Joe had the opportunity to play ball at Fordham but decided to focus on his education. He sees teaching and coaching as the same because in both settings, you really have to reach the kids.

“It’s about teaching kids to do the right thing, make the right choices, and be accountable, because one day they are going to have bosses breathing down their necks – not football coaches. Not everyone will play the game forever, so we have to build leaders that don’t just lead to win games, but lead to do the right things for people around them.”

A big part of Joe’s job is keeping up with all the frequent changes in the education and sports communities. He recognizes that the recruiting scene is a bigger beast than it was when he was a senior in 04’, and Covid regulations are only making it harder for his athletes to get seen on scouts’ radar. However, for the sake of his kids, Joe Venice and his staff can’t let that be a barrier. He believes football should be used “as a vehicle for bigger and better things like college.”

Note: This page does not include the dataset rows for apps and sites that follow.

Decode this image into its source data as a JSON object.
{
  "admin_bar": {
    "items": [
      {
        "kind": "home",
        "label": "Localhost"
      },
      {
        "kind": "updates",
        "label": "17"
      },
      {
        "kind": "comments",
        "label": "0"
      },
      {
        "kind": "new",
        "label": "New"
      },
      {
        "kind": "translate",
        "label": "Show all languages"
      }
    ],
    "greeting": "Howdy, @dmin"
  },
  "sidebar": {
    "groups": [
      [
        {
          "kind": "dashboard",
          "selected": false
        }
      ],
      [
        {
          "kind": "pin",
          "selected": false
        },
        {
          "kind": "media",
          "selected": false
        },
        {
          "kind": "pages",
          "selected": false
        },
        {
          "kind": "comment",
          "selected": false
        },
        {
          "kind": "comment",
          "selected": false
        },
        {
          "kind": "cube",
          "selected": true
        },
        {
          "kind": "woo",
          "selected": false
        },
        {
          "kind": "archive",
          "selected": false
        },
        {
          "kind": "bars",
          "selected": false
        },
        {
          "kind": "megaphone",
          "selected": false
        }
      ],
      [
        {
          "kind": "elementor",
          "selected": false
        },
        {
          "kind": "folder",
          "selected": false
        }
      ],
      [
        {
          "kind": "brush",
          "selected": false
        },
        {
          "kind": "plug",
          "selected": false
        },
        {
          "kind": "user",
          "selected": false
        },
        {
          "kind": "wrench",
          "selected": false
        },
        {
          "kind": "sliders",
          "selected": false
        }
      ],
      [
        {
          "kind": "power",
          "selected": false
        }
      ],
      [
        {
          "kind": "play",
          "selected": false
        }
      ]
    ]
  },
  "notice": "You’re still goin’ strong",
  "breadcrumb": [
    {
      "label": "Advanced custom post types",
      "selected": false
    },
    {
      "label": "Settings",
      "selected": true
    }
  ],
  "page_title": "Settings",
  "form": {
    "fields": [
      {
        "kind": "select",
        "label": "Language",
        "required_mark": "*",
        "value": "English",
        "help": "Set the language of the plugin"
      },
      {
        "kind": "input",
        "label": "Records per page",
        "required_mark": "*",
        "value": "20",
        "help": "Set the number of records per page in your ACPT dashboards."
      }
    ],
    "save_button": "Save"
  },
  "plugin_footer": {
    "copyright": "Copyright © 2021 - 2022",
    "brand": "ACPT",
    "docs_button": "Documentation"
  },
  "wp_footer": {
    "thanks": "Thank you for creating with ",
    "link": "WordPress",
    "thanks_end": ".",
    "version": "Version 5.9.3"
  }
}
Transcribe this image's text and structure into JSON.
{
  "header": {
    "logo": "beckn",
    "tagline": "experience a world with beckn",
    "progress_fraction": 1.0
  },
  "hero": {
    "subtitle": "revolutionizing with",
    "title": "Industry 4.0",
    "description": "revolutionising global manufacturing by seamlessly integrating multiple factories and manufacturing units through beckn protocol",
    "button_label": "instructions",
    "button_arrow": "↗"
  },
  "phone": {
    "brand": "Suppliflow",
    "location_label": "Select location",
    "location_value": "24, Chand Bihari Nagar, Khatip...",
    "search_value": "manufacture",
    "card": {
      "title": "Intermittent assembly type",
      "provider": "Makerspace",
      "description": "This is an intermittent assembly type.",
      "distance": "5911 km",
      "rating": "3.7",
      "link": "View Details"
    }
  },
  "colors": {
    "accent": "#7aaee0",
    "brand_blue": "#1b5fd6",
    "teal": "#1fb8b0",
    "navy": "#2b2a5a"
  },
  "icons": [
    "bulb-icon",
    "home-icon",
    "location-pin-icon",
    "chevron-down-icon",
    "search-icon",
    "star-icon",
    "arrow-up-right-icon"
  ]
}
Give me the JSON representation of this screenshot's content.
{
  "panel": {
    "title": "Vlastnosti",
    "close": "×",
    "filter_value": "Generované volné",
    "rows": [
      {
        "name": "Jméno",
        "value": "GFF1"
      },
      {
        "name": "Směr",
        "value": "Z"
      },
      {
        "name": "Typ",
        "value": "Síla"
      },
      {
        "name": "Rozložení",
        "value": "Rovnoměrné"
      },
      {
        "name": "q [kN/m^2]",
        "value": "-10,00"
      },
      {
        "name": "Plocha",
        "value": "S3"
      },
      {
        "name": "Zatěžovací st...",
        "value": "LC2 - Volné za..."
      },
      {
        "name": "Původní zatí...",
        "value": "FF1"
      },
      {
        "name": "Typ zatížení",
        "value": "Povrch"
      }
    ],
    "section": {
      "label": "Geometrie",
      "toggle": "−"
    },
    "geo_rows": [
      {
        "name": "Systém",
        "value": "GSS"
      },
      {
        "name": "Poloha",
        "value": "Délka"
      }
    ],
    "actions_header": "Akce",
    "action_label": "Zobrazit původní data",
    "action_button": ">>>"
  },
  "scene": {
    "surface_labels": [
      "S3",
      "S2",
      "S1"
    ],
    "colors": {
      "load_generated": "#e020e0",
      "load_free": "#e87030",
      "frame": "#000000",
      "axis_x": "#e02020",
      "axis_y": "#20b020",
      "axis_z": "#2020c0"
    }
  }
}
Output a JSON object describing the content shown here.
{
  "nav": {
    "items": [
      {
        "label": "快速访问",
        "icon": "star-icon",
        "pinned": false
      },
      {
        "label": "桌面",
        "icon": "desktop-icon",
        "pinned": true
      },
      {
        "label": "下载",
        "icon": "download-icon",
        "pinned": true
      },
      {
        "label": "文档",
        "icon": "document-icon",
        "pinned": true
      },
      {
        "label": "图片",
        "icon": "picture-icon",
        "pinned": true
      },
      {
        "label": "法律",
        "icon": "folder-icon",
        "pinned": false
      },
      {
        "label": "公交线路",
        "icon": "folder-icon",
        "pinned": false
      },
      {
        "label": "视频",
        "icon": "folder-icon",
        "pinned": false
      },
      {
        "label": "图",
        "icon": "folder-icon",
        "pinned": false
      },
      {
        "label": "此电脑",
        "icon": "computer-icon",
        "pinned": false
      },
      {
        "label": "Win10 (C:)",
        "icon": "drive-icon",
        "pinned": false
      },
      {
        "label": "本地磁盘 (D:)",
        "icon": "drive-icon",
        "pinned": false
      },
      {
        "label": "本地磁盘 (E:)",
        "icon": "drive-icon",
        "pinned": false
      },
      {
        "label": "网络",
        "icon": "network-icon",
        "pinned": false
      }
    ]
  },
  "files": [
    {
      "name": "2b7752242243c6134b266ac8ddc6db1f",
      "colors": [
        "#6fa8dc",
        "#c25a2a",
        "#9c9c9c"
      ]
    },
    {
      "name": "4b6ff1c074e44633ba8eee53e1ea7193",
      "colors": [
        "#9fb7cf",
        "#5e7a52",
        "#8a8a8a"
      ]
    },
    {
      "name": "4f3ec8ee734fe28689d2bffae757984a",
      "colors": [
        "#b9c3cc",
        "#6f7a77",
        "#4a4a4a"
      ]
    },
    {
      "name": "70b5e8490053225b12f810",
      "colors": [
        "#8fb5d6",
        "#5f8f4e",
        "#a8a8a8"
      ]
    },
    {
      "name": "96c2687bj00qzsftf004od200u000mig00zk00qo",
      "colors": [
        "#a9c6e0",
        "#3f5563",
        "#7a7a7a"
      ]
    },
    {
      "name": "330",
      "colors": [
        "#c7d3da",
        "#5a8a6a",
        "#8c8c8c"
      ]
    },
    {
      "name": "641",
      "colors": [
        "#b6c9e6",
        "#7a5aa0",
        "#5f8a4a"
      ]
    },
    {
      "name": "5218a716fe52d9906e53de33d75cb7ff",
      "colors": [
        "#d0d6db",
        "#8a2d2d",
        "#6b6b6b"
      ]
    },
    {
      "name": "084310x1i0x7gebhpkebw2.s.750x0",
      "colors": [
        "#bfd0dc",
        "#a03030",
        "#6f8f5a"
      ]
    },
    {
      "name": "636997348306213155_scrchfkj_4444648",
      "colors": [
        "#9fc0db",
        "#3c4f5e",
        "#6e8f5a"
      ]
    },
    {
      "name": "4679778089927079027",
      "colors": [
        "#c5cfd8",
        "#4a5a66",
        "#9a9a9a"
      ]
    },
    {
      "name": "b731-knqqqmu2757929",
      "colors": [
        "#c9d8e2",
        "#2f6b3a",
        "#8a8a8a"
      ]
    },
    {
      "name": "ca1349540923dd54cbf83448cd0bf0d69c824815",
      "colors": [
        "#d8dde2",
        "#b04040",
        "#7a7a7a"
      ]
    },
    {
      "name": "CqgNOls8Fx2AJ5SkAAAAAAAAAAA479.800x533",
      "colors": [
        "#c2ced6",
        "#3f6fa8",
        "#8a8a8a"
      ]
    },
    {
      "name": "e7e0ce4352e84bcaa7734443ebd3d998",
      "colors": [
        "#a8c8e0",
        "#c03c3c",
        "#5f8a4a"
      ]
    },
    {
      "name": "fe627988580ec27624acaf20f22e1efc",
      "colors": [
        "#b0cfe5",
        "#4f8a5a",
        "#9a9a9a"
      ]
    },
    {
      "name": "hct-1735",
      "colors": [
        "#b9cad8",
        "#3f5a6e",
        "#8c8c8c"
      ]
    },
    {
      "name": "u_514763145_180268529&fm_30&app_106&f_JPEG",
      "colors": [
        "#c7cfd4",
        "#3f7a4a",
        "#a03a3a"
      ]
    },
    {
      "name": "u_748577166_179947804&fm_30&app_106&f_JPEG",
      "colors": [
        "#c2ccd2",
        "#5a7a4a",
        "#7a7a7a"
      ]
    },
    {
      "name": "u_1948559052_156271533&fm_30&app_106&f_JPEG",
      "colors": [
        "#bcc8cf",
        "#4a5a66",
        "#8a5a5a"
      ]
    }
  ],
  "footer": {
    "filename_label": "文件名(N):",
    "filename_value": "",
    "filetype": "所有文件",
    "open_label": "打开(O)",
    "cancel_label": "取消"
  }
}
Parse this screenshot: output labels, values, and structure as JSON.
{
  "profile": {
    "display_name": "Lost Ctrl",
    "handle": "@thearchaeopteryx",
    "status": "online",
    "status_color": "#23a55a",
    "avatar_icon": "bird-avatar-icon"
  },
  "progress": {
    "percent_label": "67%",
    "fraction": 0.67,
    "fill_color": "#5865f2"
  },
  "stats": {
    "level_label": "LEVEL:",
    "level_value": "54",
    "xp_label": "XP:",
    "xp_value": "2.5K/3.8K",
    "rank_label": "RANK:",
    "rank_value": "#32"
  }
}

Stepinac High School has teamed up with Rivals Creative Agency and commentator Kevin Davini to put on an impressive showcase that will highlight 300 student-athletes virtually to D1, D2, and D3 universities around the country like Clemson, Pitt, Dartmouth, Syracuse, and Stony Brook to name a few.

It’s a really exciting time for the kids to have something to look forward to, Coach tells us, especially since there won’t be a fall football season. There’s already a lot of buzz circulating for the showcase which will be held on October 24th. Rivals Creative would like to give a big thanks to Coach Venice and wish good luck to the Stepinac program!

Coach Venice with the squad!

Go Crusaders!


Your Team Awaits.